In 1934 Arthur and Phoebe Pack were the owners of Ghost Ranch in northern New Mexico. The couple sold a parcel of land on the ranch to Georgia O’Keeffe in 1940. Fifteen years later, the Packs donated the entire ranch to the Presbyterian Church. Today, Ghost Ranch operates as a spiritual retreat. Thousands visit annually seeking solace in an area now known as O’Keeffe Country.
Love & Creativity
In 1916 Georgia O’Keeffe went to see an exhibit of the work of Marsden Hartley in New York at the 291 Gallery. A chance encounter took place with the gallery owner, Alfred Stieglitz. O’Keeffe, who was born in 1887, had been an art school teacher in Texas. When she came to New York she was just starting her career as an artist. Stieglitz, who was was 24 years older than O’Keeffe, became enamored with her both artistically and emotionally. Soon after they met they began an affair and had an exhibit of her work at the 291 Gallery. Stieglitz divorced his first wife and married O’Keeffe in 1924.
Georgia O’Keeffe’s love affair with New Mexico began in 1929 when she first visited the state. In 1946, after the death of her husband, Alfred Stieglitz, O’Keeffe moved permanently to Abiquiu. She spent the rest of her life at the ranch. The artist’s images of skulls and flowers have become an ubiquitous representation of the American southwest.
Museum in Santa Fe

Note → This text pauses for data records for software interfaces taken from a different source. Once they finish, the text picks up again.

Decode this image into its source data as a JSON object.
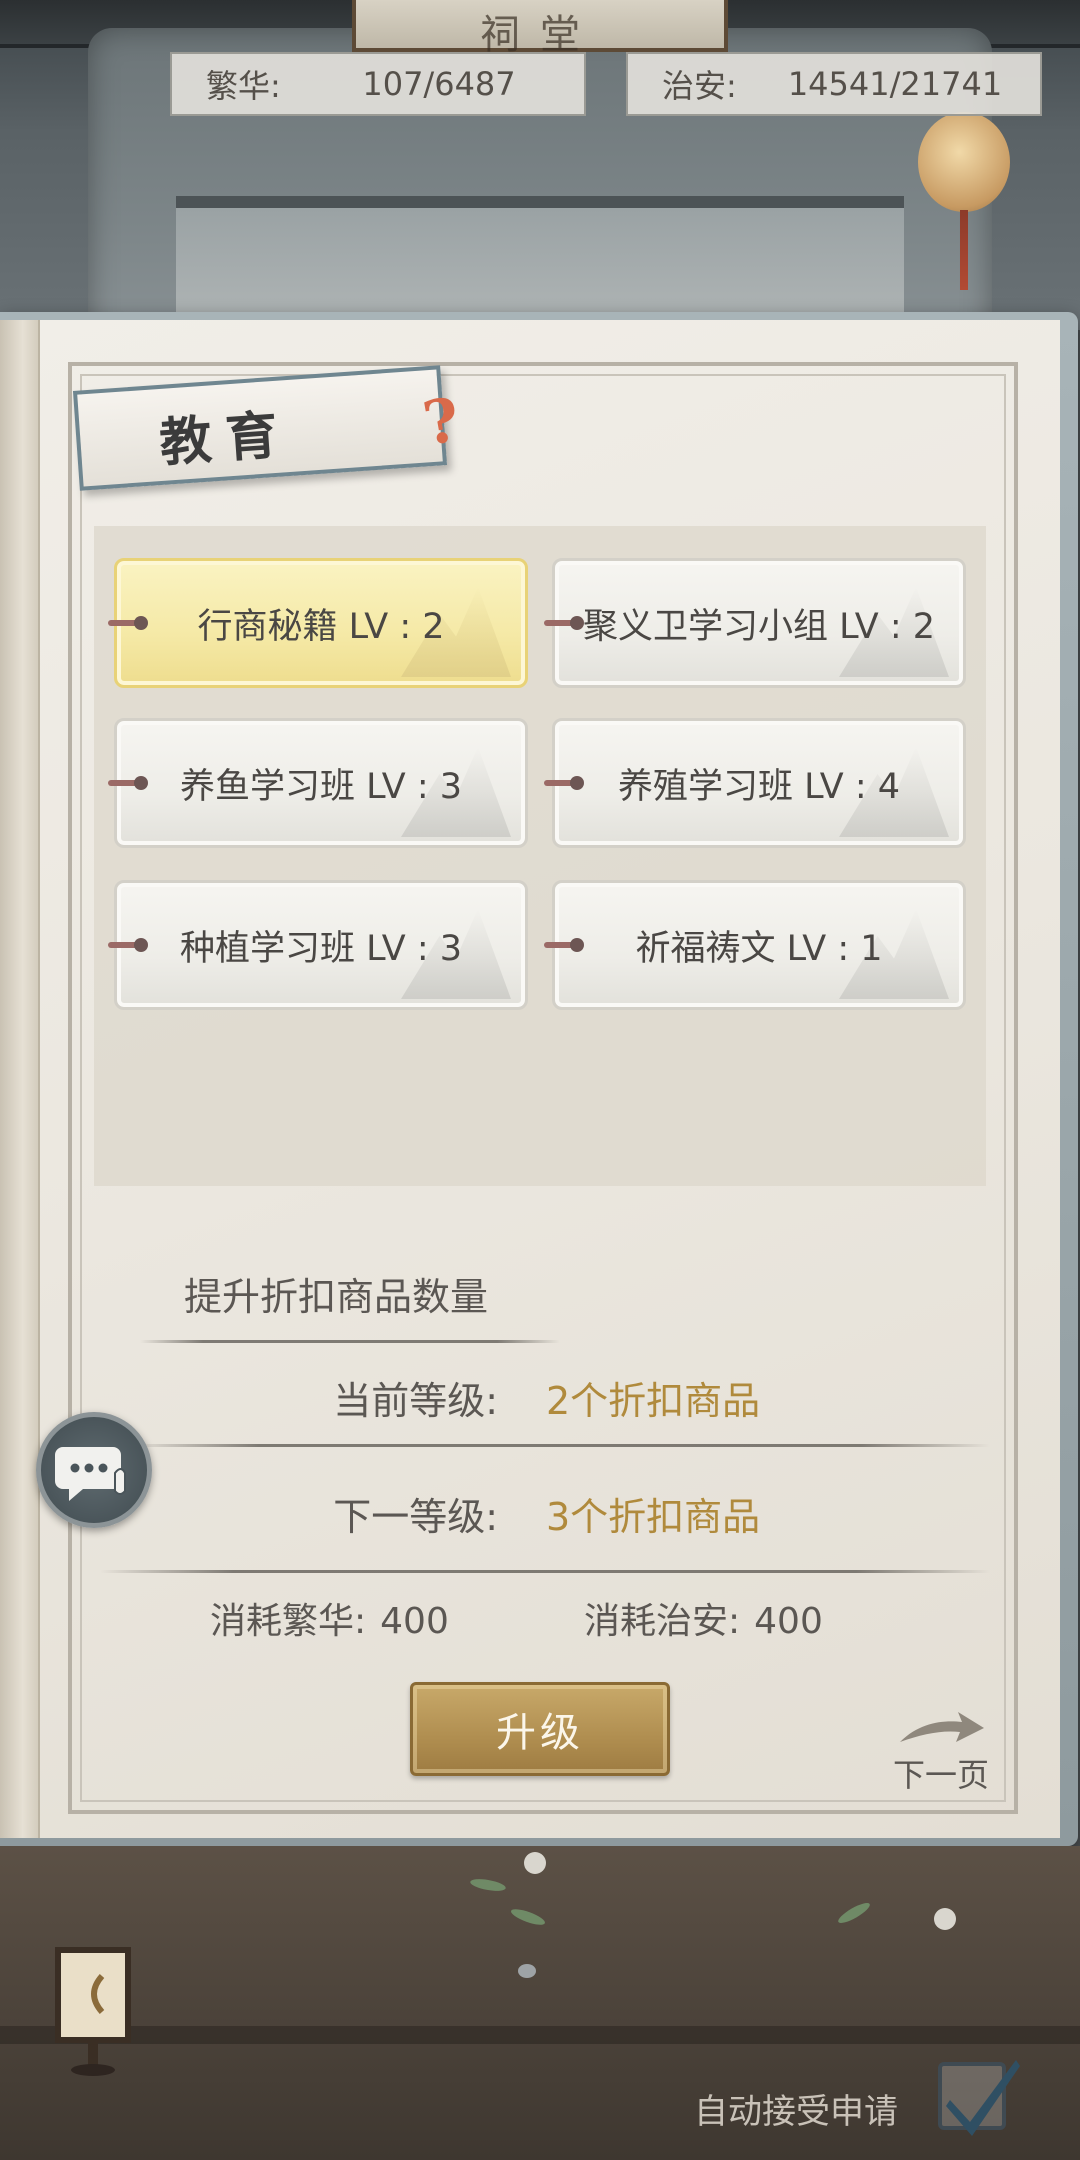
{
  "hall": {
    "plaque_text": "祠堂"
  },
  "stats": {
    "prosperity": {
      "label": "繁华:",
      "value": "107/6487"
    },
    "security": {
      "label": "治安:",
      "value": "14541/21741"
    }
  },
  "panel": {
    "title": "教育",
    "help_icon": "question-mark-icon"
  },
  "skills": [
    {
      "name": "行商秘籍 LV : 2",
      "selected": true
    },
    {
      "name": "聚义卫学习小组 LV : 2",
      "selected": false
    },
    {
      "name": "养鱼学习班 LV : 3",
      "selected": false
    },
    {
      "name": "养殖学习班 LV : 4",
      "selected": false
    },
    {
      "name": "种植学习班 LV : 3",
      "selected": false
    },
    {
      "name": "祈福祷文 LV : 1",
      "selected": false
    }
  ],
  "detail": {
    "description": "提升折扣商品数量",
    "current_label": "当前等级:",
    "current_value": "2个折扣商品",
    "next_label": "下一等级:",
    "next_value": "3个折扣商品",
    "cost_prosperity_label": "消耗繁华:",
    "cost_prosperity_value": "400",
    "cost_security_label": "消耗治安:",
    "cost_security_value": "400",
    "upgrade_button": "升级",
    "next_page": "下一页"
  },
  "footer": {
    "auto_accept_label": "自动接受申请",
    "auto_accept_checked": true
  },
  "colors": {
    "accent_gold": "#b08a3c",
    "selected_card": "#f5e9a6",
    "button_gold": "#b08e50"
  }
}
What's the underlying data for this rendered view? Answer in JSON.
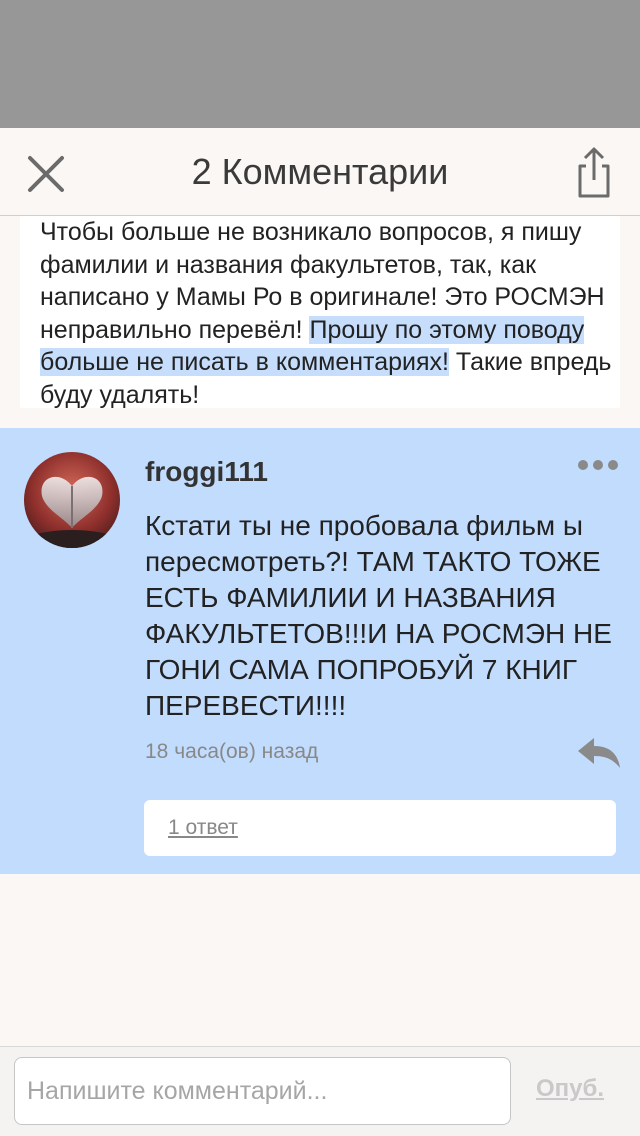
{
  "header": {
    "title": "2 Комментарии"
  },
  "quote": {
    "text_plain": "Чтобы больше не возникало вопросов, я пишу фамилии и названия факультетов, так, как написано у Мамы Ро в оригинале! Это РОСМЭН неправильно перевёл! ",
    "text_highlighted": "Прошу по этому поводу больше не писать в комментариях!",
    "text_after": " Такие впредь буду удалять!"
  },
  "comment": {
    "username": "froggi111",
    "text": "Кстати ты не пробовала фильм ы пересмотреть?! ТАМ ТАКТО ТОЖЕ ЕСТЬ ФАМИЛИИ И НАЗВАНИЯ ФАКУЛЬТЕТОВ!!!И НА РОСМЭН НЕ ГОНИ САМА ПОПРОБУЙ 7 КНИГ ПЕРЕВЕСТИ!!!!",
    "timestamp": "18 часа(ов) назад",
    "replies_label": "1 ответ"
  },
  "composer": {
    "placeholder": "Напишите комментарий...",
    "publish_label": "Опуб."
  },
  "colors": {
    "status_bar": "#979797",
    "comment_bg": "#c2dcfd",
    "highlight": "#c6defc",
    "page_bg": "#faf7f5"
  },
  "icons": [
    "close-icon",
    "share-icon",
    "more-icon",
    "reply-icon"
  ]
}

The Georgia O’Keeffe Museum opened in 1997. The most widely attended cultural institution in New Mexico, the museum attracts people throughout the world. In 1998 her Abiquiu home and studio became a Historic National Landmark. O’Keeffe died in 1986. Her ashes are scattered at the top of Pedernal Mountain. The final resting place is a part of the expansive northern New Mexico vista immortalized in her paintings that is often referred to “O’Keeffe Country.”